If it is not possible for you to work from home, you should discuss your options with your line manager.
You should ensure that, where possible, you take your laptop home with you after work each day and familiarise yourself with [describe remote-working system], which is explained at [link to guidance, for example on intranet].
If you use a desktop, you can access your emails remotely from most devices and computers via [describe email-access system], which is explained at [link to guidance, for example on intranet].
You should contact the IT department if you have any queries about the remote-working system.
Work-related travel- What is changing temporarily?
Work-related travel to any area proscribed by the UK Government's guidance on specified countries and areas and World Health Organisation's daily situation reports the following areas has been suspended until further notice:
We encourage you, where possible, to maintain contact with [colleagues/customers/suppliers], even if you cannot visit them face to face. Where possible, meetings with [colleagues/customers/suppliers] located in a restricted area can be conducted over the telephone or via [video conferencing/Skype/Teams].
Work-related travel to non-restricted areas can continue as usual. However, you should think about whether or not you really need to travel - it may be that meetings with [colleagues/customers/suppliers] can be conducted over the telephone or via [video conferencing/Skype/Teams].
Non-work-related travel- What is changing temporarily?
If you have travelled outside of the UK in the last 14 days, you must inform your immediate manager immediately.
If you plan to travel outside of the UK in your own time, for example on a holiday or for family reasons, you must inform [your line manager/the HR department] before you depart of where you are going.
You must not come to work on your return. Even if you have no symptoms, we will ask you to self-isolate for 14 days after your return from the restricted area.
On your return from a restricted area, your first step should be to visit the 111.nhs.uk website, where you can get further medical advice via telephone. You should do this even if you do not have any symptoms.
If possible, you should avoid going to your doctor or a hospital to prevent infection from spreading.
Annual leave- What is changing temporarily?
Changing your holiday plans-
- During the coronavirus situation, you may change your mind about travelling, or be unable to travel to your planned destination, and may wish to cancel or change annual leave that you have already booked.
- If you would like to cancel or change planned leave, please speak to your line manager. We may allow you to change or cancel booked holiday, taking into account the coronavirus situation. However, this will continue to be a decision for your line manager, depending on the circumstances.
- For example, if we have arranged cover for you, or arranged shift patterns on the basis that you will be on leave, we may require you to take the leave as booked.
Unused annual leave

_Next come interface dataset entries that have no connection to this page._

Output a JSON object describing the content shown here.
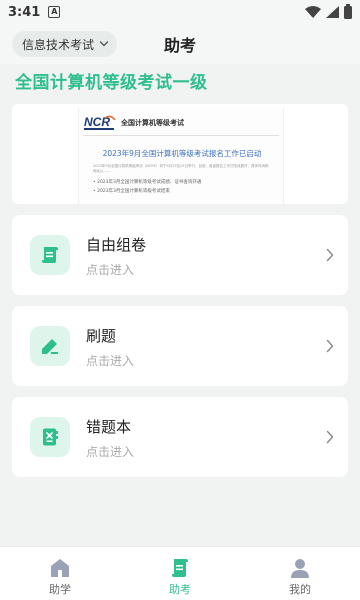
{
  "status_bar": {
    "time": "3:41",
    "notification_glyph": "A"
  },
  "header": {
    "subject_selector": "信息技术考试",
    "title": "助考"
  },
  "exam_title": "全国计算机等级考试一级",
  "banner": {
    "logo_text": "NCR",
    "site_name": "全国计算机等级考试",
    "headline": "2023年9月全国计算机等级考试报名工作已启动",
    "body": "2023年9月全国计算机等级考试（NCRE）将于9月23至25日举行。目前，各省报名工作已陆续展开，具体时间和地址以……",
    "bullets": [
      "• 2023年3月全国计算机等级考试成绩、证书查询开通",
      "• 2023年3月全国计算机等级考试结束"
    ]
  },
  "cards": [
    {
      "title": "自由组卷",
      "subtitle": "点击进入",
      "icon": "scroll-icon"
    },
    {
      "title": "刷题",
      "subtitle": "点击进入",
      "icon": "pencil-icon"
    },
    {
      "title": "错题本",
      "subtitle": "点击进入",
      "icon": "wrong-book-icon"
    }
  ],
  "bottom_nav": [
    {
      "label": "助学",
      "icon": "home-icon",
      "active": false
    },
    {
      "label": "助考",
      "icon": "exam-book-icon",
      "active": true
    },
    {
      "label": "我的",
      "icon": "user-icon",
      "active": false
    }
  ],
  "colors": {
    "accent": "#2fbf8f",
    "icon_bg": "#def5ec",
    "page_bg": "#f1f3f2",
    "inactive_icon": "#9aa3b5"
  }
}
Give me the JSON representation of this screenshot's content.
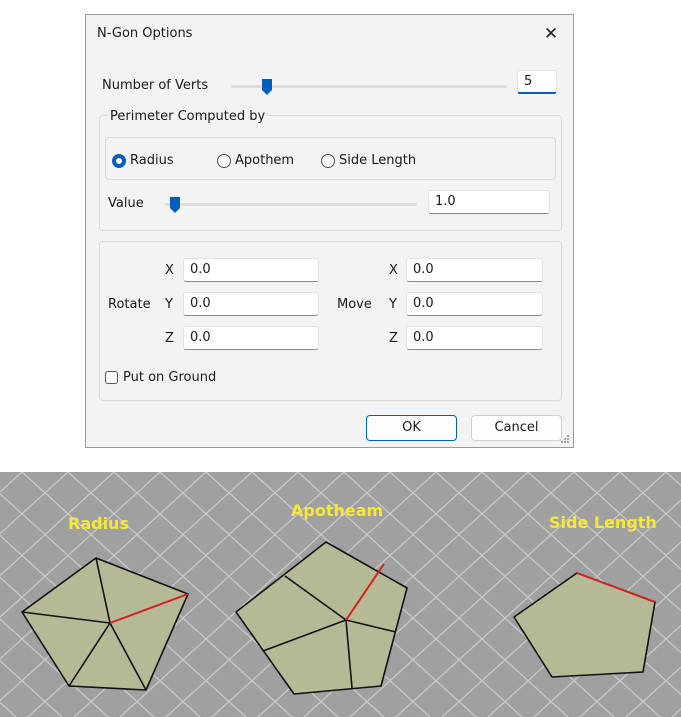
{
  "dialog": {
    "title": "N-Gon Options",
    "close_icon": "close-icon",
    "num_verts": {
      "label": "Number of Verts",
      "value": "5"
    },
    "perimeter": {
      "title": "Perimeter Computed by",
      "options": [
        {
          "label": "Radius",
          "checked": true
        },
        {
          "label": "Apothem",
          "checked": false
        },
        {
          "label": "Side Length",
          "checked": false
        }
      ],
      "value_label": "Value",
      "value": "1.0"
    },
    "transform": {
      "rotate_label": "Rotate",
      "move_label": "Move",
      "axes": [
        "X",
        "Y",
        "Z"
      ],
      "rotate": {
        "x": "0.0",
        "y": "0.0",
        "z": "0.0"
      },
      "move": {
        "x": "0.0",
        "y": "0.0",
        "z": "0.0"
      },
      "put_on_ground": {
        "label": "Put on Ground",
        "checked": false
      }
    },
    "buttons": {
      "ok": "OK",
      "cancel": "Cancel"
    }
  },
  "viewport": {
    "labels": {
      "radius": "Radius",
      "apothem": "Apotheam",
      "side_length": "Side Length"
    },
    "colors": {
      "background": "#a0a0a0",
      "grid": "#c8c8c8",
      "face": "#b5b996",
      "edge": "#111111",
      "highlight": "#d42020",
      "label": "#f6e83a"
    }
  },
  "colors": {
    "accent": "#005fb8",
    "dialog_bg": "#f3f3f3"
  }
}
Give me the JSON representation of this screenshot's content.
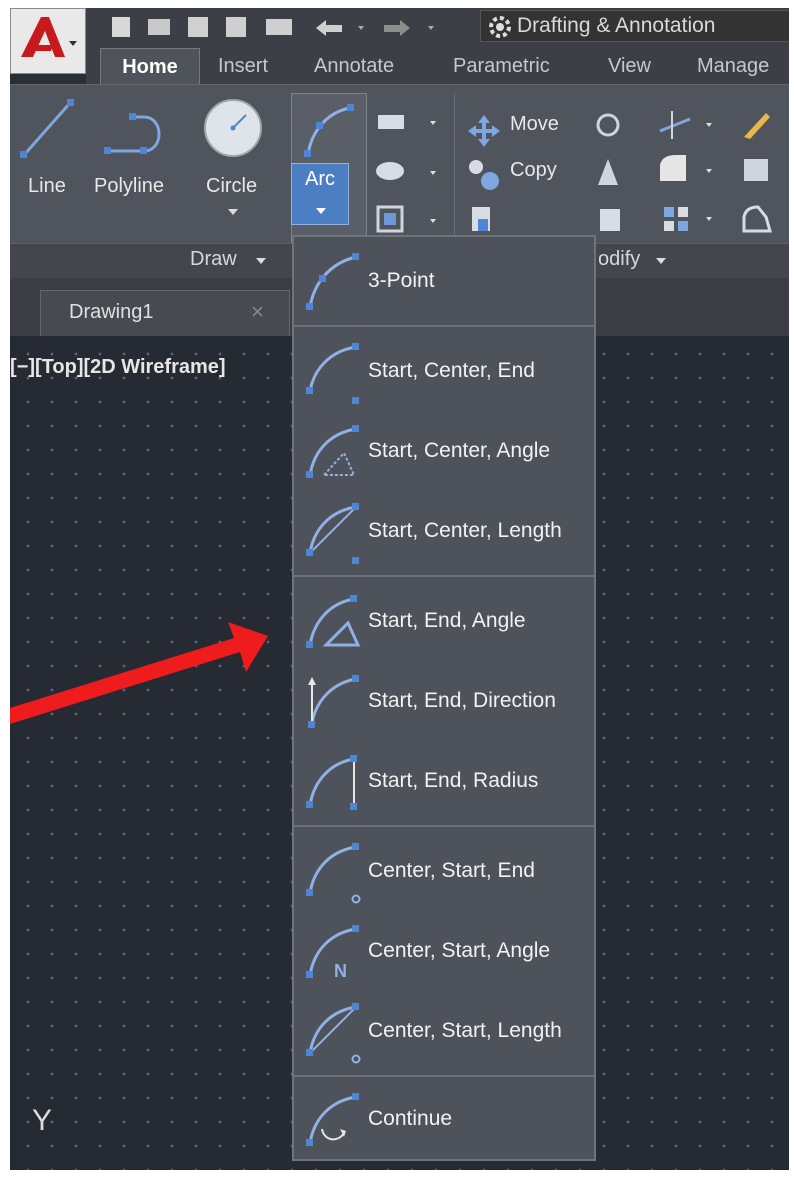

- We recognise that you may be unable to take your remaining annual leave before the end of the leave year. For example, you could have an increased workload because of the coronavirus situation, or you may have cancelled or changed planned annual leave.
- We are suspending our usual rule that [you lose any unused annual leave you have not taken by [31 March] / you can carry over no more than [five days'] annual leave into the following leave year and it must be taken by the end of the first month of the following leave year].
- While you should endeavour to take your holiday entitlement in the relevant holiday year, you should speak to your line manager if you think that you will be unable to do so.
- As long as your line manager agrees, the annual leave can be taken later. The timing is a matter for discussion between you and your line manager.